The report proposes that the US should provide Iraqi officials with contracting templates without naming the model of oil contracts.
But at the same time recommendation 63 states, “the United States should assist Iraqi leaders to reorganize the national oil industry as a commercial enterprise….”
Looking at both proposals, together with all the other suggestions in the “Assessment of the Current Situation” part of the report provides an overwhelming indication that the report is calling for some kind of re-privatization of the Iraqi oil industries but from “the back-door” and is very likely directed towards the type of contracts known as “Production Sharing Agreements or PSA.”
The information available on the best-kept secret — the draft of the oil (hydrocarbon) law — confirms that the new oil law will recommend that Iraq should implement PSAs and other types of contracts such as buyback and service contracts.
The PSA was introduced by the oil companies in the early 1960s to replace the out-of-date “concessionary” contracts (the early twentieth century model) to ensure that it reflects the interests of the oil companies, and maintains their profits at the same level as the concessionary model.
The PSA technically keeps the legal ownership of the oil reserves in the hands of the Iraqi state whilst actually giving full control to the oil companies.

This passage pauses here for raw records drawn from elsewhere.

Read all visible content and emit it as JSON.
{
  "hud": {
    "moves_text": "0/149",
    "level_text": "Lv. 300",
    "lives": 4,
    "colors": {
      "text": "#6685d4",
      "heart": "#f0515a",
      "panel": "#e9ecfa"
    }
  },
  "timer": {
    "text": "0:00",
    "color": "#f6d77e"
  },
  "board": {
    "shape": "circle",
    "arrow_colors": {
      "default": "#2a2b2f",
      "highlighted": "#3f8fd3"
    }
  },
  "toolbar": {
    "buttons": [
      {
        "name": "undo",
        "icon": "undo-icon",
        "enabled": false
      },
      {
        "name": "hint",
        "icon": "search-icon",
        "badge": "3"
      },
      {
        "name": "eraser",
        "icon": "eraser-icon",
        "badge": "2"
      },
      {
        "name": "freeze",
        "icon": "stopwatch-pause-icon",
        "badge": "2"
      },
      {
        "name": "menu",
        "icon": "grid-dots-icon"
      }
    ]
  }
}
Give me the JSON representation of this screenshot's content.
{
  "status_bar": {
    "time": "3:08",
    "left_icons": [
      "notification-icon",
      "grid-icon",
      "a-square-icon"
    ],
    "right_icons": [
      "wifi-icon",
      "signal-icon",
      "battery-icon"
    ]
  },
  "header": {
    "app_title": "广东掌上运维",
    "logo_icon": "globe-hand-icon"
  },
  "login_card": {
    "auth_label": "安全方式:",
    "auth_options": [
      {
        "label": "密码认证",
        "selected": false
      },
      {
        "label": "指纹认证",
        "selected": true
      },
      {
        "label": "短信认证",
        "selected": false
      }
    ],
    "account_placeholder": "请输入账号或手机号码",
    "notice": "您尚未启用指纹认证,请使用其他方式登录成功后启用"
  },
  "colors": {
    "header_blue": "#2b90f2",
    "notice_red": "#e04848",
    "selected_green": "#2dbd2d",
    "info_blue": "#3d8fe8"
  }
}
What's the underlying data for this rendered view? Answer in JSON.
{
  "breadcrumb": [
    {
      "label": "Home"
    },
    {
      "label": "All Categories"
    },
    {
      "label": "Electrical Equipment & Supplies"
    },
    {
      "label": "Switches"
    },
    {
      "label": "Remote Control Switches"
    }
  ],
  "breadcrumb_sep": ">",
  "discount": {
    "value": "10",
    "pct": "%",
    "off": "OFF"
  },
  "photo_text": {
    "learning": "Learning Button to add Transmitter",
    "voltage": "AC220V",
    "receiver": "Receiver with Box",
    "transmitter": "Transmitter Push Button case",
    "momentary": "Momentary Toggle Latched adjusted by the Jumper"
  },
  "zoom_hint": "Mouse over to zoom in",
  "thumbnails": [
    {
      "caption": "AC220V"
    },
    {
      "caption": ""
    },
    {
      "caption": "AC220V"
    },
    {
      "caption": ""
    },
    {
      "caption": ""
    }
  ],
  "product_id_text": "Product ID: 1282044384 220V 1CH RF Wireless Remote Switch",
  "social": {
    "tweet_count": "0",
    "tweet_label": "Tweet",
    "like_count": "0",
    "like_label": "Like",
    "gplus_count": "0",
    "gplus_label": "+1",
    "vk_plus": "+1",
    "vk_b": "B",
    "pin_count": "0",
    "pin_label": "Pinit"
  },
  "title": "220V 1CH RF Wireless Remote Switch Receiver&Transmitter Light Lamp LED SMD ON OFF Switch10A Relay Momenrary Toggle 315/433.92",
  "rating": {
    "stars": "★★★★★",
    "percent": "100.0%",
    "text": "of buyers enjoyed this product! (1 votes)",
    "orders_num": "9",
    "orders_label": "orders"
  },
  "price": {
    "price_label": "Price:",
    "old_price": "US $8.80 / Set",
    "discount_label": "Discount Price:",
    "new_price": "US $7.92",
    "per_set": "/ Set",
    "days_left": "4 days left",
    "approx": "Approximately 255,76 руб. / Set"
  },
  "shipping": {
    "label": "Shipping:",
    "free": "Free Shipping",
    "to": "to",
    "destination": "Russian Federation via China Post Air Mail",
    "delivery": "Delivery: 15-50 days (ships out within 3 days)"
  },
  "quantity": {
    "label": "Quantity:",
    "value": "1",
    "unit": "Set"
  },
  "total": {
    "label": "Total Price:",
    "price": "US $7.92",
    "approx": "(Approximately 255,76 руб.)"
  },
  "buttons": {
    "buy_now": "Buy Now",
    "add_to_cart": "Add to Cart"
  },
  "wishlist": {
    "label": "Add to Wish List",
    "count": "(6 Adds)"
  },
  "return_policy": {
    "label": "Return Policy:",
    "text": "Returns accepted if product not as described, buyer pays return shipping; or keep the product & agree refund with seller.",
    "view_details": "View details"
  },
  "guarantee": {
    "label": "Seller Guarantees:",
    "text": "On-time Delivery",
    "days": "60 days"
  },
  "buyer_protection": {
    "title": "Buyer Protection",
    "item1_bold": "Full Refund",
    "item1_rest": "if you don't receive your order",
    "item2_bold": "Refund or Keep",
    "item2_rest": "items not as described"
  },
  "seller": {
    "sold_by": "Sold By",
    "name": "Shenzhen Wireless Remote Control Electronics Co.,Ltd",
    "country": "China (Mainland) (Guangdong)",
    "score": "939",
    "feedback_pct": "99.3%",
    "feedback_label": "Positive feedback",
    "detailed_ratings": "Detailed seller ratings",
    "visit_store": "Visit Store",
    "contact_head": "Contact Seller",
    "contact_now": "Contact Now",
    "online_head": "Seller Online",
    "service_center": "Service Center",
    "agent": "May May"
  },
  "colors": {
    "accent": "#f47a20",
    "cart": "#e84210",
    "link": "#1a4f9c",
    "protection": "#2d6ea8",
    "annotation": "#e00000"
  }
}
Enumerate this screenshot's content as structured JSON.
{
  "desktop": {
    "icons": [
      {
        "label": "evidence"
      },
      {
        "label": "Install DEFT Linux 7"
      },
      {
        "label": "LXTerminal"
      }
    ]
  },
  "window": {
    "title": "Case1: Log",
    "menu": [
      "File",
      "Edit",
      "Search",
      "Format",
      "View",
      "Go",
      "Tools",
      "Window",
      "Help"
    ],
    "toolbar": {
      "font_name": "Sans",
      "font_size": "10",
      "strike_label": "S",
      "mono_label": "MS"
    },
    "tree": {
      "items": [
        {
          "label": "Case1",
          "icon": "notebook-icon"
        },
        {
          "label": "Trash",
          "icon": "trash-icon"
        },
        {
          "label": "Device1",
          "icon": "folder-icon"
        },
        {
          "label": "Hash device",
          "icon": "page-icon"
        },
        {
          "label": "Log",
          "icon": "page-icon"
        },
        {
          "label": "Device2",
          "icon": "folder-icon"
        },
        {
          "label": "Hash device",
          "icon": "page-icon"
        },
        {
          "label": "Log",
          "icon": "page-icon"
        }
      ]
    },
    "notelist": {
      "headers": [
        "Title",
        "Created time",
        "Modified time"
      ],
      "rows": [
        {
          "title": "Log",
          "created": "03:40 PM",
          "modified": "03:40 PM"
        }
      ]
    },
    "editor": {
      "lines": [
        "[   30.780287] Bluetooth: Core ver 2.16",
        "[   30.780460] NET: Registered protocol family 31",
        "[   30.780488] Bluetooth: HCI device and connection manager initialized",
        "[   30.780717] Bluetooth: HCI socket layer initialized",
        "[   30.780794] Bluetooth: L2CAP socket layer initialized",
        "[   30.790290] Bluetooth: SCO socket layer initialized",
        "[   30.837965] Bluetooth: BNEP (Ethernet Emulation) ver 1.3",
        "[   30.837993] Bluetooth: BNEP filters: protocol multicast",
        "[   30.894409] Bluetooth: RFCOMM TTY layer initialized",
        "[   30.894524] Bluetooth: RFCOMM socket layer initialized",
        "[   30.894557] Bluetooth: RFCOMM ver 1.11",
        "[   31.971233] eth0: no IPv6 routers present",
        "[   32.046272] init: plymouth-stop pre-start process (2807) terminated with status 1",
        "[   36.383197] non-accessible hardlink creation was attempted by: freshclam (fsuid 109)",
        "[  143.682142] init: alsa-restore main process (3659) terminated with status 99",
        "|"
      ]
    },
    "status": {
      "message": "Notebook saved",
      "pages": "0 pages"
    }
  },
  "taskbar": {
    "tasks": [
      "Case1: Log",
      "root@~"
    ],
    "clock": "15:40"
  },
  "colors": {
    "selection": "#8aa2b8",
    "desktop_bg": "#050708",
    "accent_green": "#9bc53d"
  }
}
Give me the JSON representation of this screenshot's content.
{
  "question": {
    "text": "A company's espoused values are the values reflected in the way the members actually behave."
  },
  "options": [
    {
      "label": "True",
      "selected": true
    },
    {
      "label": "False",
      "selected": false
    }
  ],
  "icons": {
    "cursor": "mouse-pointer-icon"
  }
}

In short, the PSA model will cost the Iraqi people hundreds of billions of dollars in lost revenue whilst providing the oil companies with enormous profits.
For a comprehensive analyses of the PSA contracts see Platform study “Crude Designs: The rip-off Iraqi’s oil wealth.”
1. The ISG recommendations are clearly calling for a back-door form of re-privatization of Iraqi oil wealth, which represents the interests of the US government and the international oil companies and not the Iraqi people.
2. The recommendations also call for long-term US military bases on Iraqi soil to protect US oil interests in Iraq.
3. The World Bank, the US administration and the IMF are also putting all manner of pressure on the Iraqi government to get a new hydrocarbon law through the Iraqi parliament in line with the ISG recommendations as soon as possible.
4. All indications are pointing to the fact that the draft of the new oil law is complying with many requirements of the ISG recommendations.
5. The major obstacle that seems to be delaying the presentation of the oil draft to the parliament is the disagreement between the Iraqi central government/ISG recommendations on one hand and the Kurdish regional government on the other hand with regard to the interpretation of article 111 of the Iraqi constitution.
6. Both the Iraqi Government and the ISG are calling for changes to article 111 to give more power to the federal government when it comes to taking strategic decisions on the future of the nation’s oil wealth.
It is obvious in the mind of many analysts that the reasons behind the ISG’s support for more power to the Iraqi central government on strategic decisions, is to give more legitimacy to any new contracts which could be signed between the federal government and the international oil companies, in case these are challenged in the future by a new Iraqi government in international court.
7. All indications are that the draft of the new oil law will recommend the re-instatement of the “Iraqi National Oil Company — INOC” (which was dissolved by the Baathist government back in 1987), but with fewer powers than the old INOC.
8. It is in the interests of the Iraqi people not to rush into any new strategic oil law that will decide the future of the country’s wealth within the lifetime of this parliament whilst Iraq is still under occupation and the Iraqi state is on its knees.
9. It will be in the Iraqi peoples’ interest to have a temporary oil law which re-establishes INOC and gives it full decision-making powers.
Furthermore, it should permit only a short-tem contract between INOC and the international oil companies so as to provide technical help to develop the existing oil fields, which can produce up to 3.5 million barrels/day — the same level of oil production as in 1979.
– Jan. 7, 2007
Munir Chalabi is an Iraqi Political Analyst living in London.